For each entry, repeat the text exactly and omit any picture it holds.

[Data about app and page elements]
[Start of section]

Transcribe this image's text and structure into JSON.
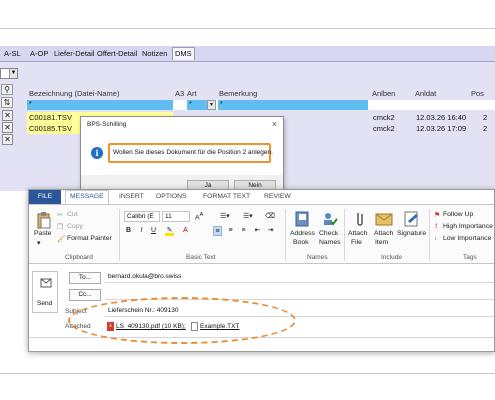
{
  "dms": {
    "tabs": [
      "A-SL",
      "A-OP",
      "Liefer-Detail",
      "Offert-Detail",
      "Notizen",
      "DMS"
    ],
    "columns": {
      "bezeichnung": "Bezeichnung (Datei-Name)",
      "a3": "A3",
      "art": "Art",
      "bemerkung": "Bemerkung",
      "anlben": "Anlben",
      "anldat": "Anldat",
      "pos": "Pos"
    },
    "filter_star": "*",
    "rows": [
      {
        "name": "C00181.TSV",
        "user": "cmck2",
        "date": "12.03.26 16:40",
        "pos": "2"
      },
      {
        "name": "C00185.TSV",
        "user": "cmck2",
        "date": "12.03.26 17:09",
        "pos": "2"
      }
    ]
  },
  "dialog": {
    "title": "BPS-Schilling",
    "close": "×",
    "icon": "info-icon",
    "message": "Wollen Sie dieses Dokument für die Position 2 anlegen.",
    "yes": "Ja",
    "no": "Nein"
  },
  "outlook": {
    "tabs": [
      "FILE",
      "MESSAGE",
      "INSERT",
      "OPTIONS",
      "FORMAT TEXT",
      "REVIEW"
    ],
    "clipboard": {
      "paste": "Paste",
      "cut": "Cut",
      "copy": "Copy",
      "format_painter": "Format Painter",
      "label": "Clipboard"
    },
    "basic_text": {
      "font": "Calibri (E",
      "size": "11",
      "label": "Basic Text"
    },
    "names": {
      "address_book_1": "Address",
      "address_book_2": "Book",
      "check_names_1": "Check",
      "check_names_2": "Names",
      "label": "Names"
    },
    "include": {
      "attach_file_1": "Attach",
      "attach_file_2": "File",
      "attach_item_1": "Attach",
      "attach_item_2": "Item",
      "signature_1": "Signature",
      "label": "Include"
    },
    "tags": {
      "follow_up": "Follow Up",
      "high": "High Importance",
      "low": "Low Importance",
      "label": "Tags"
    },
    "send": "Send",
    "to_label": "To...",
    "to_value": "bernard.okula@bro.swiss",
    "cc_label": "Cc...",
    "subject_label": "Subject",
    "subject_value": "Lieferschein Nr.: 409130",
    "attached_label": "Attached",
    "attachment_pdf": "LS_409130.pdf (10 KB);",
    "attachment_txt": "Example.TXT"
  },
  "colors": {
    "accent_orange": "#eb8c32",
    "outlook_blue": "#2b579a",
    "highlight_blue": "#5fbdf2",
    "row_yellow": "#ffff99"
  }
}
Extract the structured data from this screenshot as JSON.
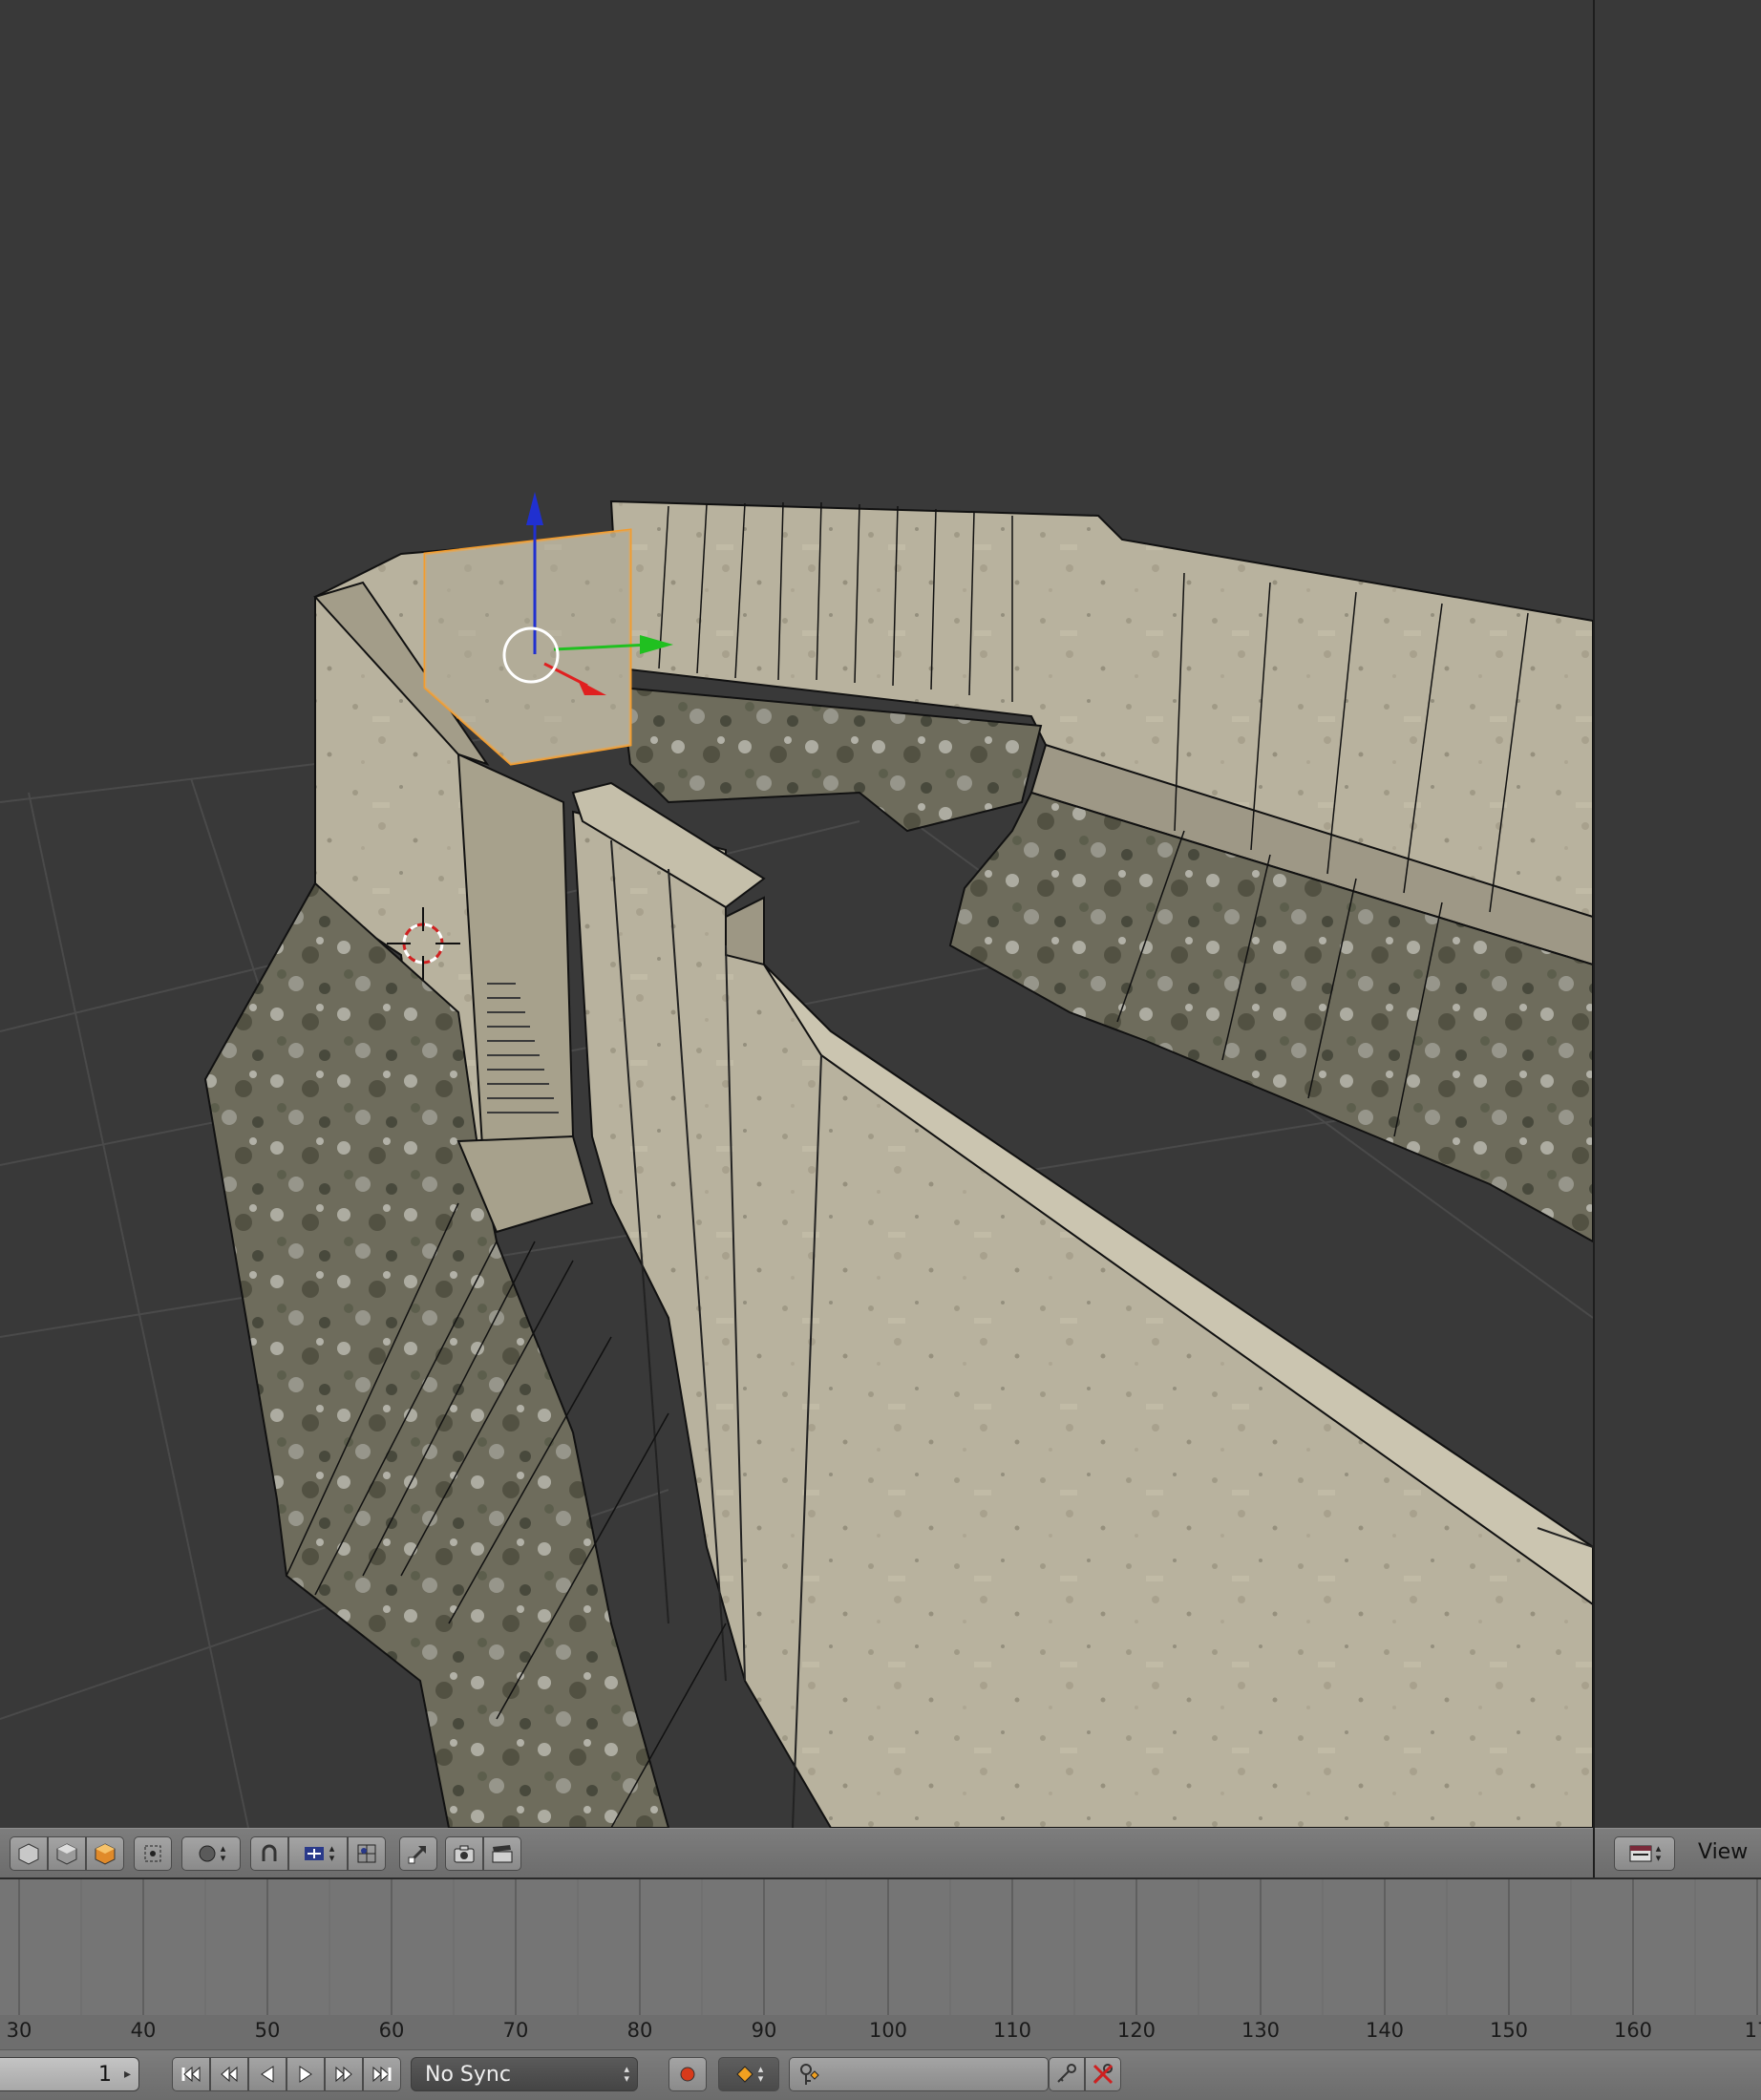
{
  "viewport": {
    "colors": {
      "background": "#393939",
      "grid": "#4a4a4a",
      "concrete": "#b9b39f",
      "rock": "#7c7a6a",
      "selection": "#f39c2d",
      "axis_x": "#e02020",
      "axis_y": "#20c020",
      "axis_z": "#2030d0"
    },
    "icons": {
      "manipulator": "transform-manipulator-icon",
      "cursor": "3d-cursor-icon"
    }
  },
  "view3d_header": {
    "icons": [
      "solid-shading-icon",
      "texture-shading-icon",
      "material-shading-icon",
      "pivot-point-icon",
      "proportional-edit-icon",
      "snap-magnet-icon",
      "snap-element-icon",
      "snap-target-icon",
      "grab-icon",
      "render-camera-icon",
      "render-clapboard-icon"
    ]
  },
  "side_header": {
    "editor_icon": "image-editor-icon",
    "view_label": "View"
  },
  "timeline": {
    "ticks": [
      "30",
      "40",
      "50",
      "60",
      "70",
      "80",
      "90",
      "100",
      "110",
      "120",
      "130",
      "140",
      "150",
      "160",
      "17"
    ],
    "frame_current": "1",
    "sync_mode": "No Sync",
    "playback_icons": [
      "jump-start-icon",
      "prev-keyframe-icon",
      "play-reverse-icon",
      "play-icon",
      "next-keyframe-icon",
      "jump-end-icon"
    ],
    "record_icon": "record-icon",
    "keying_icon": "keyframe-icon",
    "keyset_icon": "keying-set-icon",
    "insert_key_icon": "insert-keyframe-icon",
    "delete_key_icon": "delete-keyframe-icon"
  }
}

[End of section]

* _TASK RESPONSE_
Transcribe this image's text and structure into JSON.
{
  "dms": {
    "tabs": [
      "A-SL",
      "A-OP",
      "Liefer-Detail",
      "Offert-Detail",
      "Notizen",
      "DMS"
    ],
    "columns": {
      "bezeichnung": "Bezeichnung (Datei-Name)",
      "a3": "A3",
      "art": "Art",
      "bemerkung": "Bemerkung",
      "anlben": "Anlben",
      "anldat": "Anldat",
      "pos": "Pos"
    },
    "filter_star": "*",
    "rows": [
      {
        "name": "C00181.TSV",
        "user": "cmck2",
        "date": "12.03.26 16:40",
        "pos": "2"
      },
      {
        "name": "C00185.TSV",
        "user": "cmck2",
        "date": "12.03.26 17:09",
        "pos": "2"
      }
    ]
  },
  "dialog": {
    "title": "BPS-Schilling",
    "close": "×",
    "icon": "info-icon",
    "message": "Wollen Sie dieses Dokument für die Position 2 anlegen.",
    "yes": "Ja",
    "no": "Nein"
  },
  "outlook": {
    "tabs": [
      "FILE",
      "MESSAGE",
      "INSERT",
      "OPTIONS",
      "FORMAT TEXT",
      "REVIEW"
    ],
    "clipboard": {
      "paste": "Paste",
      "cut": "Cut",
      "copy": "Copy",
      "format_painter": "Format Painter",
      "label": "Clipboard"
    },
    "basic_text": {
      "font": "Calibri (E",
      "size": "11",
      "label": "Basic Text"
    },
    "names": {
      "address_book_1": "Address",
      "address_book_2": "Book",
      "check_names_1": "Check",
      "check_names_2": "Names",
      "label": "Names"
    },
    "include": {
      "attach_file_1": "Attach",
      "attach_file_2": "File",
      "attach_item_1": "Attach",
      "attach_item_2": "Item",
      "signature_1": "Signature",
      "label": "Include"
    },
    "tags": {
      "follow_up": "Follow Up",
      "high": "High Importance",
      "low": "Low Importance",
      "label": "Tags"
    },
    "send": "Send",
    "to_label": "To...",
    "to_value": "bernard.okula@bro.swiss",
    "cc_label": "Cc...",
    "subject_label": "Subject",
    "subject_value": "Lieferschein Nr.: 409130",
    "attached_label": "Attached",
    "attachment_pdf": "LS_409130.pdf (10 KB);",
    "attachment_txt": "Example.TXT"
  },
  "colors": {
    "accent_orange": "#eb8c32",
    "outlook_blue": "#2b579a",
    "highlight_blue": "#5fbdf2",
    "row_yellow": "#ffff99"
  }
}
Extract the structured data from this screenshot as JSON.
{
  "viewport": {
    "colors": {
      "background": "#393939",
      "grid": "#4a4a4a",
      "concrete": "#b9b39f",
      "rock": "#7c7a6a",
      "selection": "#f39c2d",
      "axis_x": "#e02020",
      "axis_y": "#20c020",
      "axis_z": "#2030d0"
    },
    "icons": {
      "manipulator": "transform-manipulator-icon",
      "cursor": "3d-cursor-icon"
    }
  },
  "view3d_header": {
    "icons": [
      "solid-shading-icon",
      "texture-shading-icon",
      "material-shading-icon",
      "pivot-point-icon",
      "proportional-edit-icon",
      "snap-magnet-icon",
      "snap-element-icon",
      "snap-target-icon",
      "grab-icon",
      "render-camera-icon",
      "render-clapboard-icon"
    ]
  },
  "side_header": {
    "editor_icon": "image-editor-icon",
    "view_label": "View"
  },
  "timeline": {
    "ticks": [
      "30",
      "40",
      "50",
      "60",
      "70",
      "80",
      "90",
      "100",
      "110",
      "120",
      "130",
      "140",
      "150",
      "160",
      "17"
    ],
    "frame_current": "1",
    "sync_mode": "No Sync",
    "playback_icons": [
      "jump-start-icon",
      "prev-keyframe-icon",
      "play-reverse-icon",
      "play-icon",
      "next-keyframe-icon",
      "jump-end-icon"
    ],
    "record_icon": "record-icon",
    "keying_icon": "keyframe-icon",
    "keyset_icon": "keying-set-icon",
    "insert_key_icon": "insert-keyframe-icon",
    "delete_key_icon": "delete-keyframe-icon"
  }
}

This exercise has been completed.